- Opening Delimiter -

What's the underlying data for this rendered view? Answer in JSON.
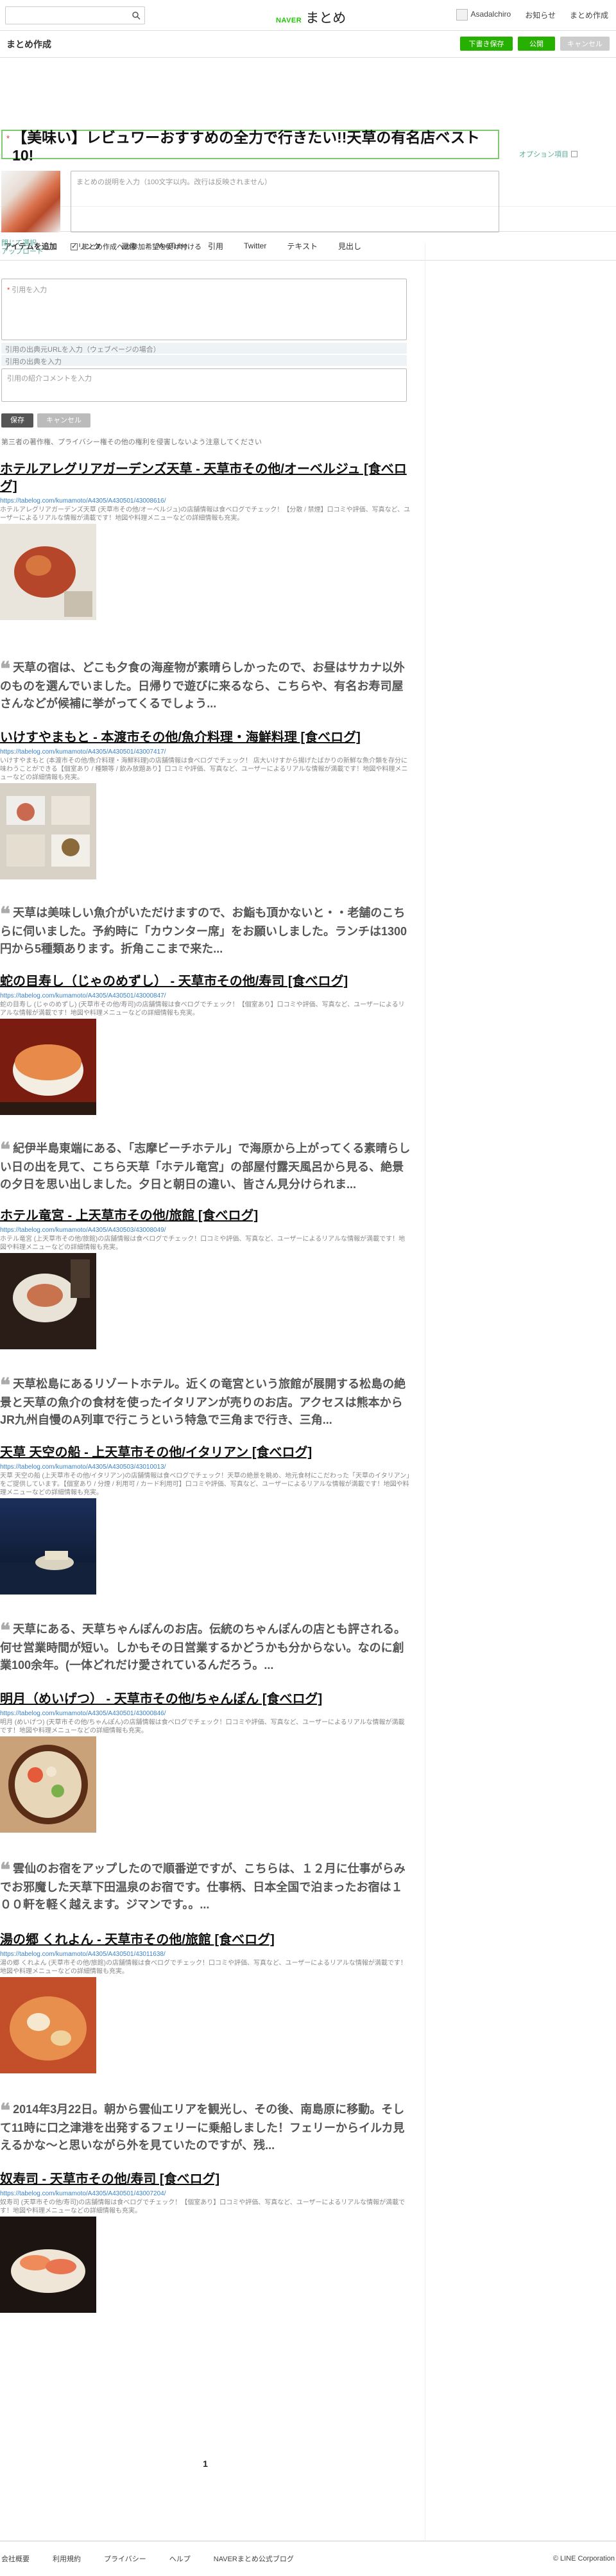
{
  "gbar": {
    "logo_naver": "NAVER",
    "logo_matome": "まとめ",
    "user": "Asadalchiro",
    "notice": "お知らせ",
    "mypage": "まとめ作成"
  },
  "title_row": {
    "title": "まとめ作成",
    "btn_draft": "下書き保存",
    "btn_publish": "公開",
    "btn_cancel": "キャンセル"
  },
  "header": {
    "title_text": "【美味い】レビュワーおすすめの全力で行きたい!!天草の有名店ベスト10!",
    "option_link": "オプション項目",
    "desc_placeholder": "まとめの説明を入力（100文字以内。改行は反映されません）",
    "thumb_link1": "閉じて選択",
    "thumb_link2": "アップロード",
    "checkbox_label": "まとめ作成への参加希望を受け付ける"
  },
  "tabs": [
    "アイテムを追加",
    "リンク",
    "画像",
    "YouTube",
    "引用",
    "Twitter",
    "テキスト",
    "見出し"
  ],
  "form": {
    "quote_placeholder": "引用を入力",
    "src_placeholder": "引用の出典元URLを入力（ウェブページの場合）",
    "src2_placeholder": "引用の出典を入力",
    "comment_placeholder": "引用の紹介コメントを入力",
    "save": "保存",
    "cancel": "キャンセル",
    "warning": "第三者の著作権、プライバシー権その他の権利を侵害しないよう注意してください"
  },
  "entries": [
    {
      "title": "ホテルアレグリアガーデンズ天草 - 天草市その他/オーベルジュ [食べログ]",
      "url": "https://tabelog.com/kumamoto/A4305/A430501/43008616/",
      "desc": "ホテルアレグリアガーデンズ天草 (天草市その他/オーベルジュ)の店舗情報は食べログでチェック！【分散 / 禁煙】口コミや評価、写真など、ユーザーによるリアルな情報が満載です！地図や料理メニューなどの詳細情報も充実。",
      "quote": "天草の宿は、どこも夕食の海産物が素晴らしかったので、お昼はサカナ以外のものを選んでいました。日帰りで遊びに来るなら、こちらや、有名お寿司屋さんなどが候補に挙がってくるでしょう..."
    },
    {
      "title": "いけすやまもと - 本渡市その他/魚介料理・海鮮料理 [食べログ]",
      "url": "https://tabelog.com/kumamoto/A4305/A430501/43007417/",
      "desc": "いけすやまもと (本渡市その他/魚介料理・海鮮料理)の店舗情報は食べログでチェック！ 店大いけすから揚げたばかりの新鮮な魚介類を存分に味わうことができる【個室あり / 種類等 / 飲み放題あり】口コミや評価、写真など、ユーザーによるリアルな情報が満載です！地図や料理メニューなどの詳細情報も充実。",
      "quote": "天草は美味しい魚介がいただけますので、お鮨も頂かないと・・老舗のこちらに伺いました。予約時に「カウンター席」をお願いしました。ランチは1300円から5種類あります。折角ここまで来た..."
    },
    {
      "title": "蛇の目寿し（じゃのめずし） - 天草市その他/寿司 [食べログ]",
      "url": "https://tabelog.com/kumamoto/A4305/A430501/43000847/",
      "desc": "蛇の目寿し (じゃのめずし) (天草市その他/寿司)の店舗情報は食べログでチェック！【個室あり】口コミや評価、写真など、ユーザーによるリアルな情報が満載です！地図や料理メニューなどの詳細情報も充実。",
      "quote": "紀伊半島東端にある、「志摩ビーチホテル」で海原から上がってくる素晴らしい日の出を見て、こちら天草「ホテル竜宮」の部屋付露天風呂から見る、絶景の夕日を思い出しました。夕日と朝日の違い、皆さん見分けられま..."
    },
    {
      "title": "ホテル竜宮 - 上天草市その他/旅館 [食べログ]",
      "url": "https://tabelog.com/kumamoto/A4305/A430503/43008049/",
      "desc": "ホテル竜宮 (上天草市その他/旅館)の店舗情報は食べログでチェック！口コミや評価、写真など、ユーザーによるリアルな情報が満載です！地図や料理メニューなどの詳細情報も充実。",
      "quote": "天草松島にあるリゾートホテル。近くの竜宮という旅館が展開する松島の絶景と天草の魚介の食材を使ったイタリアンが売りのお店。アクセスは熊本からJR九州自慢のA列車で行こうという特急で三角まで行き、三角..."
    },
    {
      "title": "天草 天空の船 - 上天草市その他/イタリアン [食べログ]",
      "url": "https://tabelog.com/kumamoto/A4305/A430503/43010013/",
      "desc": "天草 天空の船 (上天草市その他/イタリアン)の店舗情報は食べログでチェック！天草の絶景を眺め、地元食材にこだわった「天草のイタリアン」をご提供しています。【個室あり / 分煙 / 利用可 / カード利用可】口コミや評価、写真など、ユーザーによるリアルな情報が満載です！地図や料理メニューなどの詳細情報も充実。",
      "quote": "天草にある、天草ちゃんぽんのお店。伝統のちゃんぽんの店とも評される。何せ営業時間が短い。しかもその日営業するかどうかも分からない。なのに創業100余年。(一体どれだけ愛されているんだろう。..."
    },
    {
      "title": "明月（めいげつ） - 天草市その他/ちゃんぽん [食べログ]",
      "url": "https://tabelog.com/kumamoto/A4305/A430501/43000846/",
      "desc": "明月 (めいげつ) (天草市その他/ちゃんぽん)の店舗情報は食べログでチェック！口コミや評価、写真など、ユーザーによるリアルな情報が満載です！地図や料理メニューなどの詳細情報も充実。",
      "quote": "雲仙のお宿をアップしたので順番逆ですが、こちらは、１２月に仕事がらみでお邪魔した天草下田温泉のお宿です。仕事柄、日本全国で泊まったお宿は１００軒を軽く越えます。ジマンです。。..."
    },
    {
      "title": "湯の郷 くれよん - 天草市その他/旅館 [食べログ]",
      "url": "https://tabelog.com/kumamoto/A4305/A430501/43011638/",
      "desc": "湯の郷 くれよん (天草市その他/旅館)の店舗情報は食べログでチェック！口コミや評価、写真など、ユーザーによるリアルな情報が満載です！地図や料理メニューなどの詳細情報も充実。",
      "quote": "2014年3月22日。朝から雲仙エリアを観光し、その後、南島原に移動。そして11時に口之津港を出発するフェリーに乗船しました！フェリーからイルカ見えるかな〜と思いながら外を見ていたのですが、残..."
    },
    {
      "title": "奴寿司 - 天草市その他/寿司 [食べログ]",
      "url": "https://tabelog.com/kumamoto/A4305/A430501/43007204/",
      "desc": "奴寿司 (天草市その他/寿司)の店舗情報は食べログでチェック！【個室あり】口コミや評価、写真など、ユーザーによるリアルな情報が満載です！地図や料理メニューなどの詳細情報も充実。",
      "quote": ""
    }
  ],
  "pager": "1",
  "footer": {
    "links": [
      "会社概要",
      "利用規約",
      "プライバシー",
      "ヘルプ",
      "NAVERまとめ公式ブログ"
    ],
    "corp": "© LINE Corporation"
  }
}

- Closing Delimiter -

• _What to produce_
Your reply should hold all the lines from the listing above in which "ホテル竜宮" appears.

• _Exercise output_
      "quote": "紀伊半島東端にある、「志摩ビーチホテル」で海原から上がってくる素晴らしい日の出を見て、こちら天草「ホテル竜宮」の部屋付露天風呂から見る、絶景の夕日を思い出しました。夕日と朝日の違い、皆さん見分けられま..."
      "title": "ホテル竜宮 - 上天草市その他/旅館 [食べログ]",
      "desc": "ホテル竜宮 (上天草市その他/旅館)の店舗情報は食べログでチェック！口コミや評価、写真など、ユーザーによるリアルな情報が満載です！地図や料理メニューなどの詳細情報も充実。",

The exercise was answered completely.